Imagine this scenario.
You and your partner have decided to get a divorce. You both have stable jobs, stable incomes and some savings.
Your first thought would be to call a lawyer, right?
Well, for over half the people in North America going through the family law system, it turns out the answer is “No.”
This was the topic tackled at the Access to Justice Issues in Family Law Symposium by Western University’s Faculty of Law on Friday.
It aimed to break down barriers and create solutions for the more than 50 per cent of people who decide to represent themselves in family court.
This number continues to grow across every part of society, said keynote speaker Julie Macfarlane, who heads the National Self-Represented Litigants (NSRL) Project.
“We have a far more diverse group now representing themselves than we’ve ever had before,” said the University of Windsor law professor.
This number is higher in urban centres, such as Toronto where 78 per cent of people who go into family court don’t have or lose representation. But these self-representing litigants, or SRLs, aren’t all from the poorer or less-educated parts of society.
The NSRL project found that only 40 per cent of SRLs made less than $30,000 per year, while more than half had university degrees and almost 20 per cent made over $75,000 per year.
It might seem crazy that people wouldn’t call a lawyer, especially when they’re well-educated and when it seems they have the funds to have representation. But Macfarlane said there are a number of reasons why people choose self-representation, and it was no surprise that the number one reason was funds, said Macfarlane.

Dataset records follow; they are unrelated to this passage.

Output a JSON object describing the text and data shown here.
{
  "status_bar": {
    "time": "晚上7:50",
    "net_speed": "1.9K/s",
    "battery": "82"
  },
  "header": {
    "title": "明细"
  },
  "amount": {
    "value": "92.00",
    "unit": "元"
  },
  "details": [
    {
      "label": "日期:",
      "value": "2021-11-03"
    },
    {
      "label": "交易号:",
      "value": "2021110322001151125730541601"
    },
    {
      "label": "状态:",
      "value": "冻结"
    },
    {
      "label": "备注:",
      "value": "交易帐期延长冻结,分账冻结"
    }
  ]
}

Even if people made more than $75,000 a year, it didn’t mean they could continue to pay throughout the legal process. For many of the people surveyed in the NSRL project, they started out with a lawyer but couldn’t afford to continue using their services. And given that they made a good yearly income, they weren’t eligible for legal aid. This left many making difficult decisions.
“It was either represent [themselves] now, or forget [their] kid’s college fund,” said Macfarlane.
But the single most important reason, she said, was Google.
People believe that if they have an education, they can figure it out by looking on the internet. And when they go to a lawyer and are told to simply believe them rather than guide them toward their final decision, it makes them look online to find a way to seek their own end goals.
“We can’t just say trust us it’s true,” Macfarlane said. “We have to do more than that now.”
The symposium brought together lawyers, judges, people from Children’s Aid and Women’s Community House, amongst others, for a chance to discuss the changes that are needed to give SRLs a chance in the justice system. Without this, the “epidemic,” as one lawyer called it, will continue.
“People need to feel that they’re being treated fairly,” said one of the symposium’s coordinators, Jennifer Foster. The purpose of today was to allow people to talk to each other and find ways to address the issues brought up by SRLs, she said.
But the main goal should be to create a shorter, less expensive, less stressful period of time to offer ways for SRLs to get out. Getting there, however, won’t be easy.
“There is no one solution, it’s complex,” she said. “But we have to get going.”